Platform: Switch
Also on: PC, Xbox Series X, Xbox One
Publisher: Big Sugar
Developer: Glowfish Interactive
Medium: Digital
Players: 1
Online: No
ESRB: E10+

On both the Switch and the Steam pages for Trifox, its developers describe it as being inspired by the Golden Age of 3D platformers. This is very true: it’s very clearly inspired by the likes of Crash Bandicoot, Spyro the Dragon, and, to some extent, early Ratchet and Clank.

Unfortunately, this inspiration is both a blessing and a curse.

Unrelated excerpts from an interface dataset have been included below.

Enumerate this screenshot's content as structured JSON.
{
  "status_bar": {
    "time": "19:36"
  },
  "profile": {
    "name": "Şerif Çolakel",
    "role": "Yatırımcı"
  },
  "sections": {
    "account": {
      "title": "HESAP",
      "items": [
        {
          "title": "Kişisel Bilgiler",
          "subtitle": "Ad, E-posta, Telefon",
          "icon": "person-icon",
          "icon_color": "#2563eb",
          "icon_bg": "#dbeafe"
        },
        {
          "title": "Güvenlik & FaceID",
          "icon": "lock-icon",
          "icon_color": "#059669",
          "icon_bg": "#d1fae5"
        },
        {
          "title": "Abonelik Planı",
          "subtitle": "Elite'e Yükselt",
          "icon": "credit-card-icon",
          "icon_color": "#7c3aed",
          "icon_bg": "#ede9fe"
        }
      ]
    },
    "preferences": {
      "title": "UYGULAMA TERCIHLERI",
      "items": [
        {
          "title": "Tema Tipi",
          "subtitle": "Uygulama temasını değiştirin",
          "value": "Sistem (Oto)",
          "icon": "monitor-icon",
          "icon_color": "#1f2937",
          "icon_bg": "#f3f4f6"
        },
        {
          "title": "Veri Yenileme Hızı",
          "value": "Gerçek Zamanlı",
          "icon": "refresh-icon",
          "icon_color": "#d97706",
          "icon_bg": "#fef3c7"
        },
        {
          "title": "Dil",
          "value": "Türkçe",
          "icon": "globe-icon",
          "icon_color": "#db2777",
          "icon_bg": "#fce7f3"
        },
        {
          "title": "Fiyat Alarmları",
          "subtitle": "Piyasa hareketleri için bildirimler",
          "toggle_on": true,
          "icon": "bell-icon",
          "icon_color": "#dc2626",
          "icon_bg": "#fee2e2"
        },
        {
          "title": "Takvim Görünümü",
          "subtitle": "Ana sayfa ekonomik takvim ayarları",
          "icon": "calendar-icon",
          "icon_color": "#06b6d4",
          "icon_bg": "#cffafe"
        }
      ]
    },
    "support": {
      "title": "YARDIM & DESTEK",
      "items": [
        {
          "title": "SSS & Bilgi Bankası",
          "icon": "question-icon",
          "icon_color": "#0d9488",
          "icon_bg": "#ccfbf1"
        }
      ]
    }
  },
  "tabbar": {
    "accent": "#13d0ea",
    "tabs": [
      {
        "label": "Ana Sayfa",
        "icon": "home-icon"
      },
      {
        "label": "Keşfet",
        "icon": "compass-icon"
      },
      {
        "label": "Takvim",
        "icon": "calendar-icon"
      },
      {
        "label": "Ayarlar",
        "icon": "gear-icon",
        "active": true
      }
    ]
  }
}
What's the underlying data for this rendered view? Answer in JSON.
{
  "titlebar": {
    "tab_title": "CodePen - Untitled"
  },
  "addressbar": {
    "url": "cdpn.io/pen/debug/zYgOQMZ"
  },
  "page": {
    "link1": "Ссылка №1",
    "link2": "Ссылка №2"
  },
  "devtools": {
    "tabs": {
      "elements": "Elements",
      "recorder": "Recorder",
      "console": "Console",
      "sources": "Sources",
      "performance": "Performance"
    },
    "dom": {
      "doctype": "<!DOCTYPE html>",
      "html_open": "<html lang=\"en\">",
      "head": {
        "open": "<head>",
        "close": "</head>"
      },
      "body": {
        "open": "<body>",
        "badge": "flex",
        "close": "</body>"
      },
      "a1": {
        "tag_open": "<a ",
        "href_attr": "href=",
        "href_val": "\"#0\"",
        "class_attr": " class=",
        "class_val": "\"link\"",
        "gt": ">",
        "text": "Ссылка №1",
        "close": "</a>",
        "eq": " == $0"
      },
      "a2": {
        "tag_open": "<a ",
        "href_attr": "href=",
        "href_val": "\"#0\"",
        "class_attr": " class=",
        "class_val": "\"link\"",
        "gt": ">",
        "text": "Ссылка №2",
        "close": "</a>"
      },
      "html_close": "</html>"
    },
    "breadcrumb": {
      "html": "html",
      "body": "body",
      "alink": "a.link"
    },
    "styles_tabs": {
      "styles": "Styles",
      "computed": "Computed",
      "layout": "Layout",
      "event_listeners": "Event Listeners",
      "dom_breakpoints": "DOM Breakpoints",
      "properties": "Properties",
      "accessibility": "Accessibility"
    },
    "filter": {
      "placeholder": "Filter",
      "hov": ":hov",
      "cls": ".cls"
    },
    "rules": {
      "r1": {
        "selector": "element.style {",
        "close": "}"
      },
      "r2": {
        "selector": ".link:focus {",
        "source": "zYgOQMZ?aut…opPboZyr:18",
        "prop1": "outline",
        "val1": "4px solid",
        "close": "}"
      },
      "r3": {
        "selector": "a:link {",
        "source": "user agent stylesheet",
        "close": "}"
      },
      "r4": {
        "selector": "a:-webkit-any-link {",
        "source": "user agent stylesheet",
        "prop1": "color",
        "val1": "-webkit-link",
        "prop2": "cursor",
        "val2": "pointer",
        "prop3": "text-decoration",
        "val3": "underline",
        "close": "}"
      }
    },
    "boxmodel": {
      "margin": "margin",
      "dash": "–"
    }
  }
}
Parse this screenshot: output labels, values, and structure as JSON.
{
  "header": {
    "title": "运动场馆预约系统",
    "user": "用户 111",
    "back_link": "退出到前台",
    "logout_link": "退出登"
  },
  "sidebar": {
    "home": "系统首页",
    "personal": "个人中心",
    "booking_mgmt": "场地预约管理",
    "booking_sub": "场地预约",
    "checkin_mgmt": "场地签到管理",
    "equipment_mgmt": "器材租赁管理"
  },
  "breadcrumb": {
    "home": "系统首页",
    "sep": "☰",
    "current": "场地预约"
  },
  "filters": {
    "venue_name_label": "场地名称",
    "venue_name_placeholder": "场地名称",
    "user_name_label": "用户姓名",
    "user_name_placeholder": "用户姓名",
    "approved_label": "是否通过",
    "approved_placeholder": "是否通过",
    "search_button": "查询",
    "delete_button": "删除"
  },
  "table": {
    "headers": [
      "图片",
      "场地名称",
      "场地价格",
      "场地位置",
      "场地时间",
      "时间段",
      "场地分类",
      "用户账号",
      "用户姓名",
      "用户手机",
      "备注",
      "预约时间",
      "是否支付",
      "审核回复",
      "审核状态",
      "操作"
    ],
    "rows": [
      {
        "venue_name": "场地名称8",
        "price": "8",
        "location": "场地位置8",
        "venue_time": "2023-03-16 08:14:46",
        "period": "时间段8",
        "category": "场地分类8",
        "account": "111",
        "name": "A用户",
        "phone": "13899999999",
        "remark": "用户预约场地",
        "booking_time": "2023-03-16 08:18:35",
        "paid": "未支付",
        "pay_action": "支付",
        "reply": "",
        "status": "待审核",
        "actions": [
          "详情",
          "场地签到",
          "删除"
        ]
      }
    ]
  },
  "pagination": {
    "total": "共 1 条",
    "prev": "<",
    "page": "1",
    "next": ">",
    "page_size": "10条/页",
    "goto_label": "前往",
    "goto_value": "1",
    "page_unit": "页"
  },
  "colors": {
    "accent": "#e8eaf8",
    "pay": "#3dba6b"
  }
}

First, the blessing part: you don’t have to look very hard to see that inspiration play out. If you’ve ever played any of those games from the early days of 3D platforming, you’ll know pretty much what to expect here. Everything about Trifox borrows very, very heavily from that era, from the way the character moves, to its visuals, to the barebones story (the eponymous hero’s TV remote was stolen, and he wants it back).

The bad news is that Trifox rarely tries to look beyond its inspirations – and when it does, the results are kind of mixed. The levels generally feel a little too cramped to be fun, the collectibles are plentiful but rarely worth it, and it often feels like you’re just whacking away at the same enemies over and over again. Even in boss fights, your offense doesn’t feel like it has much heft behind it – which is kind of a drawback for a game that focuses so much on its combat.

Trifox tries to solve this by giving your character a tonne of options for optimizing your offense – as you can see on its website, there are three character classes, each of them with a wide range of options for your loadout. The problem, as noted above, is that none of the attack seem all that effective, so you end up spamming your attack buttons and hoping that you’re making contact.

Still, even if it’s not very original, Trifox captures its influences so well that it carries with it a lot of residual charm. It’s not going to make you forget the games it’s borrowing from, but it’s a solid enough entry in the genre that if you miss those games, you could do a lot worse than trying it out.

Big Sugar provided us with a Trifox Switch code for review purposes.

Grade: B